Polluters and some members of Congress want to interfere with EPA’s ability to protect public health. Most Americans believe that the Clean Air Act needs protecting. We are fighting hard to prevent anyone from weakening or undermining the law or the protective standards the law provides. We are fighting to ensure EPA has the legal authority and necessary funding to continue to protect public health.”
Exactly what kind of nefarious plans by “[p]olluters and some members of Congress” to damage public health is the American Lung Association seeking to thwart? One of their efforts is targeted at defeating a bill that seeks to stop the EPA from doing an end run around Congress and regulating greenhouse gases – carbon dioxide – under the Clean Air Act. Money can’t buy passion like that, but if it could, the 164 EPA grants to various American Lung Association groups totaling over $20,000,000 within the past decade might help.
Other EPA grantees grab grants of tax dollars in one hand while collecting attorney fees from the federal government with the other. Wild Earth Guardians, for example, states in its annual report that it received grants not only from the EPA, but also the U.S. Fish and Wildlife Service and the U.S. Forest Service, which, along with state, county and city grants, totaled well over a half million in 2009.
The Washington Post recently reported on a settlement between Wild Earth Guardians and the federal Government “that could pave the way for an avalanche” of endangered species. Under the settlement the US Fish and Wildlife Service will take action on 251 species considered as “candidates” for addition to the Endangered Species List — along with 9 subspecies of the same species of pocket gopher in the state of Washington, 36 insects including 10 kinds of cave beetle, 18 clams and 23 snails is Digitaria pauciflora.

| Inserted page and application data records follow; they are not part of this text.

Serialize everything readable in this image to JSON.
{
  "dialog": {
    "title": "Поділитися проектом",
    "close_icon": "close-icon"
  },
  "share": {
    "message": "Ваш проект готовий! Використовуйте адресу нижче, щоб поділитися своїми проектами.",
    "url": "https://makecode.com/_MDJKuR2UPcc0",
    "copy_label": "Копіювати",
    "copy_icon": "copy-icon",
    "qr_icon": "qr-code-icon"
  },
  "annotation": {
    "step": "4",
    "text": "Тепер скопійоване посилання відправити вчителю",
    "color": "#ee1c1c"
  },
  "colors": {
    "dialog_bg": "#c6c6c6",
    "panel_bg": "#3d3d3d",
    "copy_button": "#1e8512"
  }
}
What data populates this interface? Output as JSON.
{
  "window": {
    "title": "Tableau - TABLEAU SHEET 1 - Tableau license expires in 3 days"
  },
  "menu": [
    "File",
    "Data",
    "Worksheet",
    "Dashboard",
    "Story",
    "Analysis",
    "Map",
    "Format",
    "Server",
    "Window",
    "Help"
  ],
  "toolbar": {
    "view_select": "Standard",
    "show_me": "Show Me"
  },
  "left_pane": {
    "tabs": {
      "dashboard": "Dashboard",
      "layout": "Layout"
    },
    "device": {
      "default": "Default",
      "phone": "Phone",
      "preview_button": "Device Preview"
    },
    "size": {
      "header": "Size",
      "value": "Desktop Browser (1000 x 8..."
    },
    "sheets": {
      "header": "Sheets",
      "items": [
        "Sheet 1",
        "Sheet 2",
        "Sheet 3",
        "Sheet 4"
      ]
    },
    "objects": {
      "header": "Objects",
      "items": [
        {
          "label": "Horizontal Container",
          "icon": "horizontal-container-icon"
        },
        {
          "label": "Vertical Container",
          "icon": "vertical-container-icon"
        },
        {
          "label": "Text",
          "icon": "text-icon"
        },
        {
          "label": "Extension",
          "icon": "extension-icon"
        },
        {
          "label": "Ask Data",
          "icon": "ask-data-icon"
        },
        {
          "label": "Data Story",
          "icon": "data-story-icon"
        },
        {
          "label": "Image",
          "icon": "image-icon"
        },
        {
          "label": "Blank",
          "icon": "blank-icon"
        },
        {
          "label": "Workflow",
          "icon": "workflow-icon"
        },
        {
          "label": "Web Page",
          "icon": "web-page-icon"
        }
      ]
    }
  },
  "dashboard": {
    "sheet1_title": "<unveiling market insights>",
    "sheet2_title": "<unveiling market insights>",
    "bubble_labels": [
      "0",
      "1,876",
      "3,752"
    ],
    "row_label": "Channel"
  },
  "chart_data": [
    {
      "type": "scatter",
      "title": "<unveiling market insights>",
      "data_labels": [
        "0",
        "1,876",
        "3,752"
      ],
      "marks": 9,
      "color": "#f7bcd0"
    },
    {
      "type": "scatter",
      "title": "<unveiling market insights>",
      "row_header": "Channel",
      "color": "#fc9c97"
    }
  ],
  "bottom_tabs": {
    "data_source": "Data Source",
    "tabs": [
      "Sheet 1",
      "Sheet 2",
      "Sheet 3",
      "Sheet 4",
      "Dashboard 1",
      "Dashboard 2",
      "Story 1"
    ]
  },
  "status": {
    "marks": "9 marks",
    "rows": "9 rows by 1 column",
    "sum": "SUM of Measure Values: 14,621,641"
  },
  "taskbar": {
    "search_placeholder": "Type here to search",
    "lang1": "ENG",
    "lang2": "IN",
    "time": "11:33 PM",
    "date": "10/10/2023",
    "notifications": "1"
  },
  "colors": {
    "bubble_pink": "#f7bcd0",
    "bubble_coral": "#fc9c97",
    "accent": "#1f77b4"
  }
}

For the non-botanists, the common name of this species is Florida Pineland crabgrass and yes, it belongs to the same group of crab grasses (it is one of 68 such species) that suburbanites constantly battle. The fear is that Florida Pineland crabgrass could be driven to extinction if global warming causes the oceans to rise and swallow the tip of southern Florida, this species’ habitat. While USFWS states this threat is “currently low, but expected to be severe in the future,” one must ask, even if the preposterous apocalyptic scenario played out, wouldn’t there be bigger worries like, say, the fate of Miami?
The list goes on with environmental justice groups like North Carolina Environmental Justice Network (NCEJN) and Detroiters Working for Environmental Justice. The former seeks to “to accomplish [its] goals through organizing, advocacy, research, and education based on principles of economic equity and democracy for all people.” The latter’s worldview (along with NCEJN’s), is outlined in “17 Principles of Environmental Justice” that it adopted.
The preamble to that document states that, among other things, signatories “do hereby re-establish our spiritual interdependence to the sacredness of our Mother Earth…” and seek “to secure our political, economic, and cultural liberation that has been denied for over 500 years of colonization and oppression…”
The EPA even has a history of giving taxpayer money to the California Indian Basketweavers Association, which doesn’t just dedicate itself “to preserving, promoting, and perpetuating California Indian basketweaving cultural traditions” but also champions “a healthy physical, social, spiritual, and economic environment for basketweavers…”
Throwing money around like this goes far beyond waste. It is a brazen offense to most taxpayers. If Congress doesn’t have the will to slash this kind of stuff, what can it cut?
Co-Authored by Meera Yogesh, a member of The Heritage Foundation Young Leaders Program.